In 2015, ushering in the finale of a brutal winter, Title Fight released Hyperview (Anti, Inc.), an astounding feat that would cement their place in the history of mid-2010s pop-punk fame. This 10-track mammoth would change the landscape of the genre and remind all of what potential midwest emo has.
February 3, 2015, I was halfway through my journalism degree, and I remember hearing the Hyperview record faintly on Spotify. Something about this record was seared into me; it mimicked the overcast and 10 below I was feeling. I made my boyfriend at the time listen to it—he wasn’t thrilled, but I was. This record was an acquired taste, but in its confused sound, it felt universal.
Under Will Yip’s production, they evolved. Together Yip and Title Fight released their most ambitious feature to date. Shying away from the ferocity of previous releases, they abandoned the hardcore and punk melodies and traded them in for shoegaze tone and dreamy sensibilities.
On earlier records, Title Fight had proved their capacity to be both a hardcore and pop punk outfit, but this new record would take them to neoteric places. Hyperview was their one-and-only shoegaze record, technically Nu-Gaze because of its 2015 release date.
Title Fight have always remained a favorite of late-stage Midwest Emo listeners (myself included), and they managed to capture the dreary and industrious civilization this side of the Mississippi. The Midwest’s notorious weather patterns from October until May are usually overcast, and it’s always either snowing or raining. In fact, it’s so grey most Midwesterners are wildly vitamin D deficient.
This band from Kingston, Pennsylvania managed to epitomize this within this record. The obscured vocals and indistinguishable sounds flood the listener the same way the snowstorms do.
The whole album proves its creds within the first few moments of the opening track, completely bombarding us with sound. With a pseudo-hypnotic drone, we are lead through the daydream that Title Fight created. Its cough syrup thickness gives its audio landscape a fever dream quality that affixes itself to the brain and dissolves slowly.
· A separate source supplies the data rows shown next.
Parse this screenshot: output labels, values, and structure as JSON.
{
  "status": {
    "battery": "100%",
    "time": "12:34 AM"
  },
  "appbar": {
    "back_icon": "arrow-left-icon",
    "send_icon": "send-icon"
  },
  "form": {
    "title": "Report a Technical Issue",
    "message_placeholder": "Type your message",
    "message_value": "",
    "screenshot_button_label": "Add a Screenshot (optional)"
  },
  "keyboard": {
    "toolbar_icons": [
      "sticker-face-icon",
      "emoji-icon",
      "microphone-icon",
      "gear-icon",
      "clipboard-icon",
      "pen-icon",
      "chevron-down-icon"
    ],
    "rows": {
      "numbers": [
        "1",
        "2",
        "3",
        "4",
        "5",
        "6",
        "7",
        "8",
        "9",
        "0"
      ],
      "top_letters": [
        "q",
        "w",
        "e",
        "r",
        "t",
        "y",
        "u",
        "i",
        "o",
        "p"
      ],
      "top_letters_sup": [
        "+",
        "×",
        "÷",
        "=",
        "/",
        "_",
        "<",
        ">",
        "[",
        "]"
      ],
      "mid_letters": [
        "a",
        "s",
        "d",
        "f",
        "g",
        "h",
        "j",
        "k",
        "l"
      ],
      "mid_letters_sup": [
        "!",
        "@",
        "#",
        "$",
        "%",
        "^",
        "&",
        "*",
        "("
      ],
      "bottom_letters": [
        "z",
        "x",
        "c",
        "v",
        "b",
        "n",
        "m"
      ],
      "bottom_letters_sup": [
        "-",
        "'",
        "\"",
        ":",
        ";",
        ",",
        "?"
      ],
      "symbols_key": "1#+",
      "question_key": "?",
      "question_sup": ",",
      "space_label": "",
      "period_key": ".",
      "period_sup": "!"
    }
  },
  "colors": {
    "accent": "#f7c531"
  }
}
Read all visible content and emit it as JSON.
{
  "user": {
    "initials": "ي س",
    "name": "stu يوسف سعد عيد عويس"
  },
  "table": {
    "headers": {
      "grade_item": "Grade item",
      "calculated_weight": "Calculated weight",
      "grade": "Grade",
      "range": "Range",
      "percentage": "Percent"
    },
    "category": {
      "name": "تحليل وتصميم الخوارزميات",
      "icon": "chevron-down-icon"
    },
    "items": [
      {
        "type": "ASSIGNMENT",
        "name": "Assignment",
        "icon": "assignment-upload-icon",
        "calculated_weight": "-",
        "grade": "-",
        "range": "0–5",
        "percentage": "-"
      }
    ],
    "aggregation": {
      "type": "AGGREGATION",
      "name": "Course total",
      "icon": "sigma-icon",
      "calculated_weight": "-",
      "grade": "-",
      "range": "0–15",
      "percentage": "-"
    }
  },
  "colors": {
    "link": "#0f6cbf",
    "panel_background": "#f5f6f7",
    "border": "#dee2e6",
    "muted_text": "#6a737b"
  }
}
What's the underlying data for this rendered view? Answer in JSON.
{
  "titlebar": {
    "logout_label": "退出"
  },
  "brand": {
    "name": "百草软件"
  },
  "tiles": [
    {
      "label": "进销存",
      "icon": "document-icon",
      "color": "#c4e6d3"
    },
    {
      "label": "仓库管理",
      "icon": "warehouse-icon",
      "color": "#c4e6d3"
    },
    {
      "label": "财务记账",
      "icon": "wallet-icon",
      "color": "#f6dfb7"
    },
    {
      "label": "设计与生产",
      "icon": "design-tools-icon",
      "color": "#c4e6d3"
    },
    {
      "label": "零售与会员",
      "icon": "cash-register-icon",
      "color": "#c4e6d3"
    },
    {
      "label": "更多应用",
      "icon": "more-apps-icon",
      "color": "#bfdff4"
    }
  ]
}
The intricately crafted, bleak landscape produced through the meshing of sounds is almost as massive and overwhelming as the River Rouge plant. The enormity of this record is understated, but if one is really listening, you can hear the delicate structures holding the record up. Taking an industrial approach this record bridges the gap and carries the momentum from their past work and redirects it.
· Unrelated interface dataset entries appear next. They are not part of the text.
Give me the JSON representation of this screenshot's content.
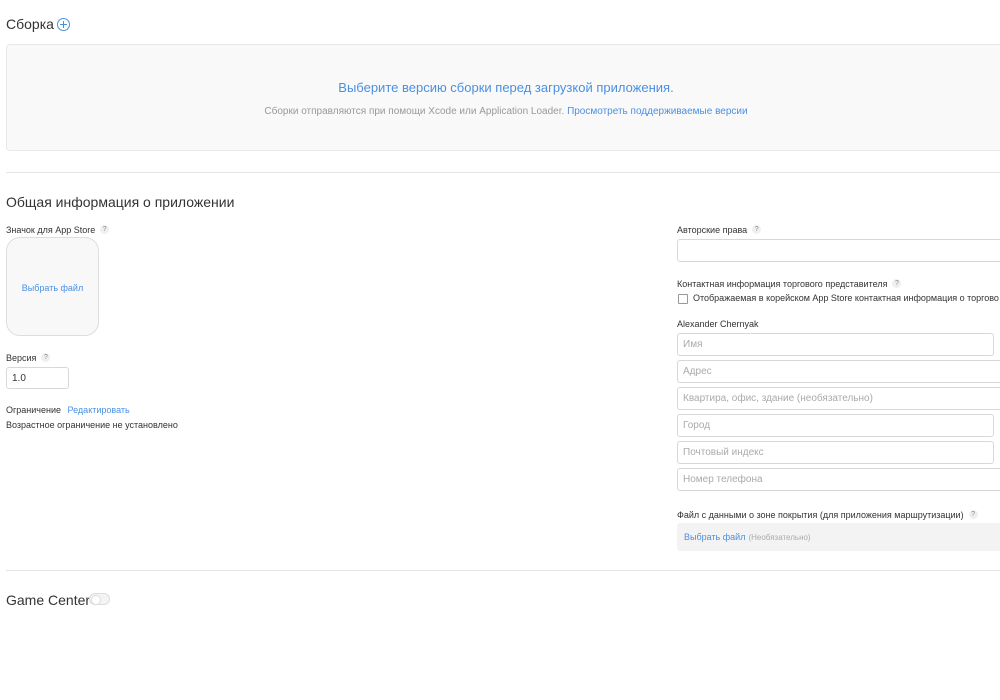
{
  "build": {
    "title": "Сборка",
    "main_message": "Выберите версию сборки перед загрузкой приложения.",
    "sub_message": "Сборки отправляются при помощи Xcode или Application Loader.",
    "supported_versions_link": "Просмотреть поддерживаемые версии"
  },
  "general": {
    "title": "Общая информация о приложении",
    "app_store_icon_label": "Значок для App Store",
    "choose_file": "Выбрать файл",
    "version_label": "Версия",
    "version_value": "1.0",
    "restriction_label": "Ограничение",
    "restriction_edit": "Редактировать",
    "restriction_value": "Возрастное ограничение не установлено",
    "help_glyph": "?"
  },
  "right": {
    "copyright_label": "Авторские права",
    "copyright_value": "",
    "contact_label": "Контактная информация торгового представителя",
    "korean_checkbox_label": "Отображаемая в корейском App Store контактная информация о торгово",
    "contact_name": "Alexander Chernyak",
    "fields": {
      "name": "Имя",
      "address": "Адрес",
      "apartment": "Квартира, офис, здание (необязательно)",
      "city": "Город",
      "postal": "Почтовый индекс",
      "phone": "Номер телефона"
    },
    "coverage_label": "Файл с данными о зоне покрытия (для приложения маршрутизации)",
    "coverage_choose": "Выбрать файл",
    "coverage_optional": "(Необязательно)"
  },
  "game_center": {
    "title": "Game Center",
    "enabled": false
  },
  "colors": {
    "accent": "#4a90e2",
    "text": "#333333",
    "muted": "#999999"
  }
}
The tracks “Murder Your Memory” and “Your Pain is Mine Now” took the internet by storm, and Tumblr (this was 2015, remember) was filled with text edits of those two tracks. Flash sheets were circulating with lyrics from those songs, and I almost gave in and got a Title Fight tattoo after the record dropped.
This highly stylized fan approval for the record would only sustain the longevity of Title Fight for so long. After the initial hype of the record died down and a few one-off shows, Title Fight nearly faded back into obscurity. I say “obscurity” because when I talk to kids who like pop punk now, they have no idea whom I’m talking about.
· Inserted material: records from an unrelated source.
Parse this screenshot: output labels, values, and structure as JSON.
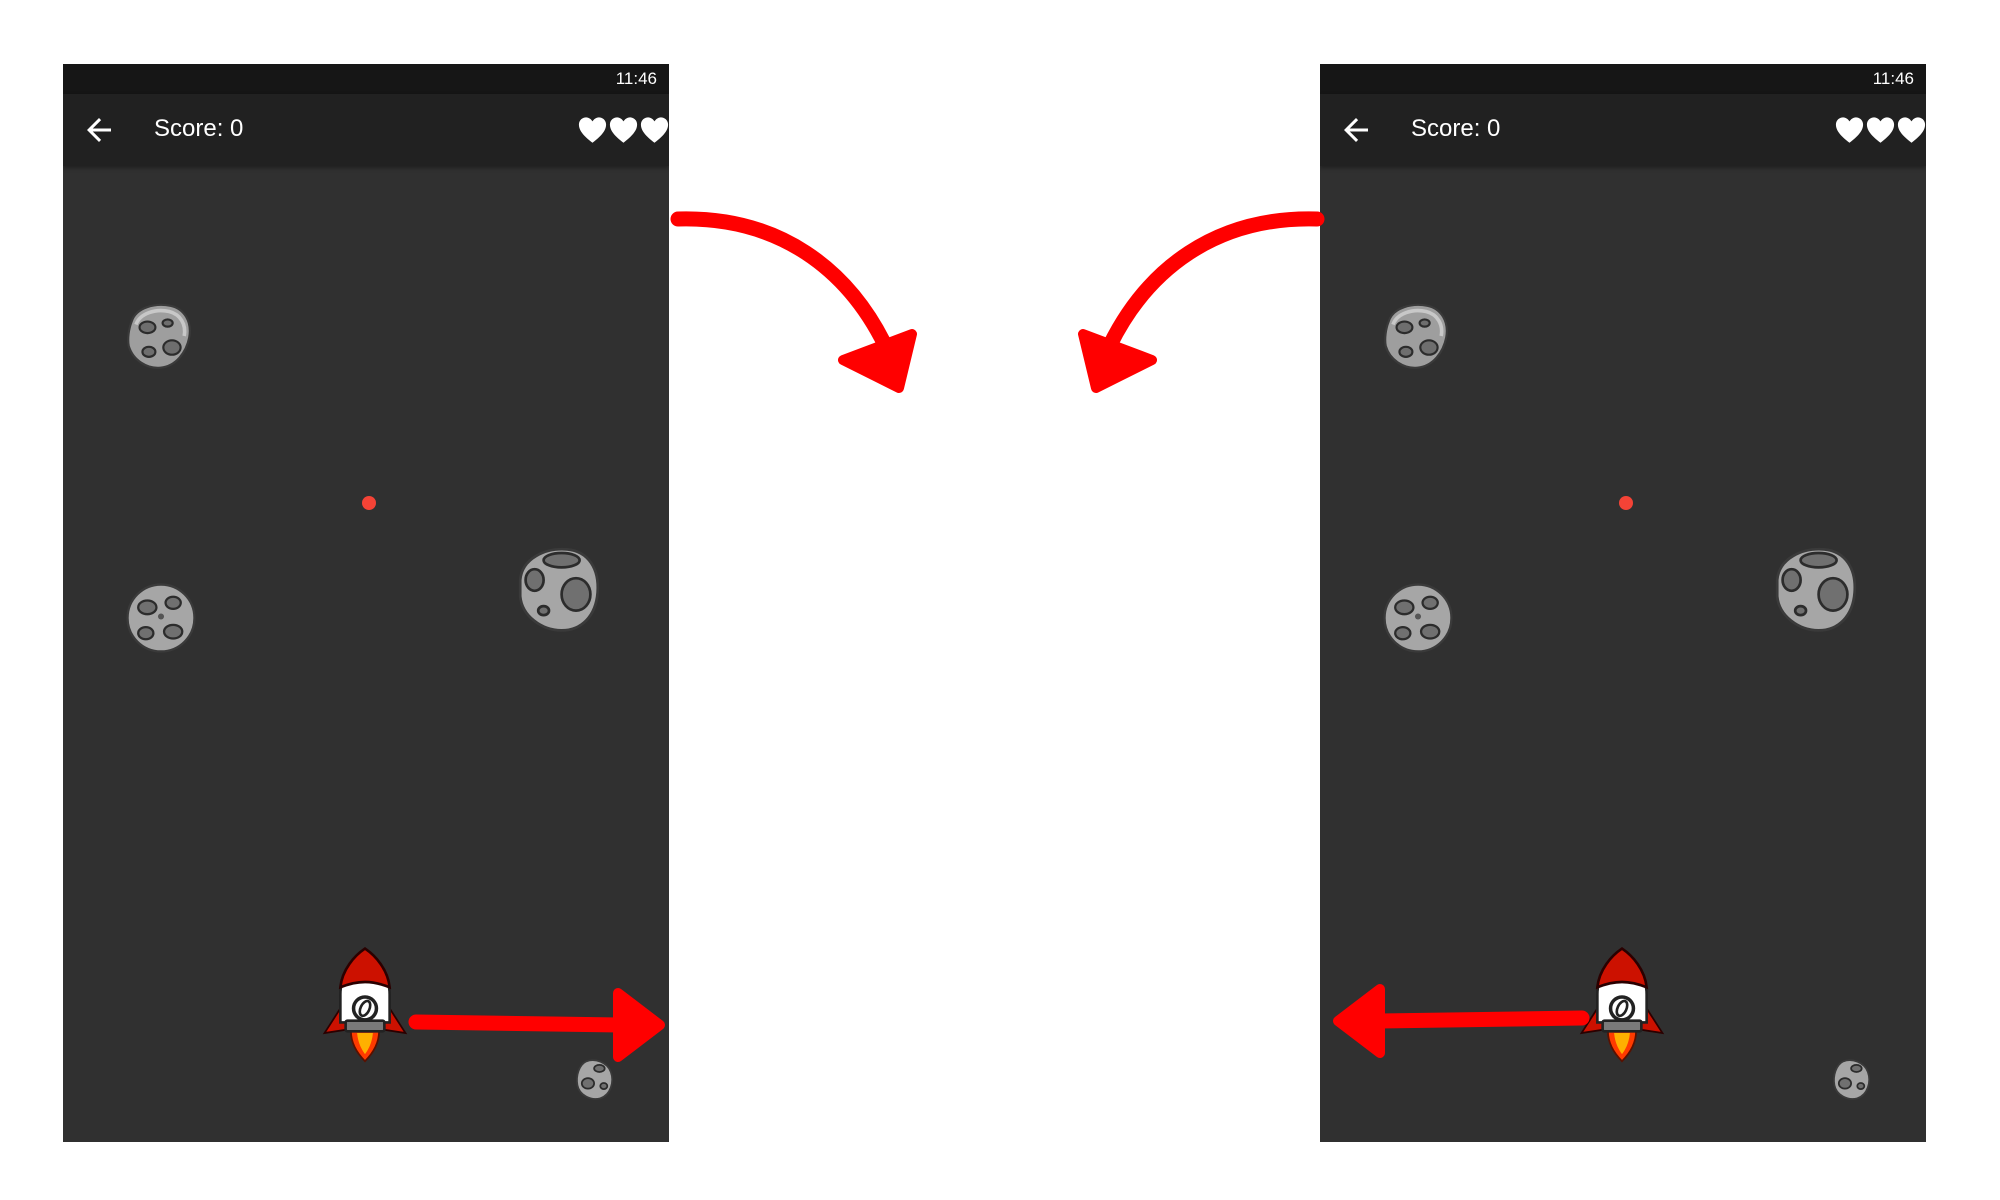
{
  "screens": [
    {
      "status_time": "11:46",
      "score_label": "Score: 0",
      "lives": 3,
      "player_direction": "right"
    },
    {
      "status_time": "11:46",
      "score_label": "Score: 0",
      "lives": 3,
      "player_direction": "left"
    }
  ],
  "icons": {
    "back": "arrow-left-icon",
    "life": "heart-icon",
    "asteroid": "asteroid-icon",
    "rocket": "rocket-icon",
    "bullet": "red-dot"
  },
  "colors": {
    "background": "#303030",
    "app_bar": "#212121",
    "status_bar": "#161616",
    "annotation_arrows": "#ff0000",
    "bullet": "#f44336",
    "rocket_red": "#cc1100"
  }
}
In a podcast interview, Ned said, “It’s not something that I think has to exist forever. Which, I dunno, is a complicated thing to come to terms with. But I think it’s important to be honest about, especially with yourself.”
I have often joked that Title Fight dispersed because Hyperview wasn’t appreciated enough and that they did not get the recognition they deserved. In reality, it was the weight of responsibility that would ultimately sanction them into a hiatus.
However, their lasting impact is clear to anyone who listens to pop punk or who is familiar with their body of work.
Title Fight may no longer be together and creating music, but their legacy will continue to live on and challenge and inspire musicians. Hyperview will remain one of the treasures of mid-2010s punk, and although the initial glory may have been short-lived, their records are forever.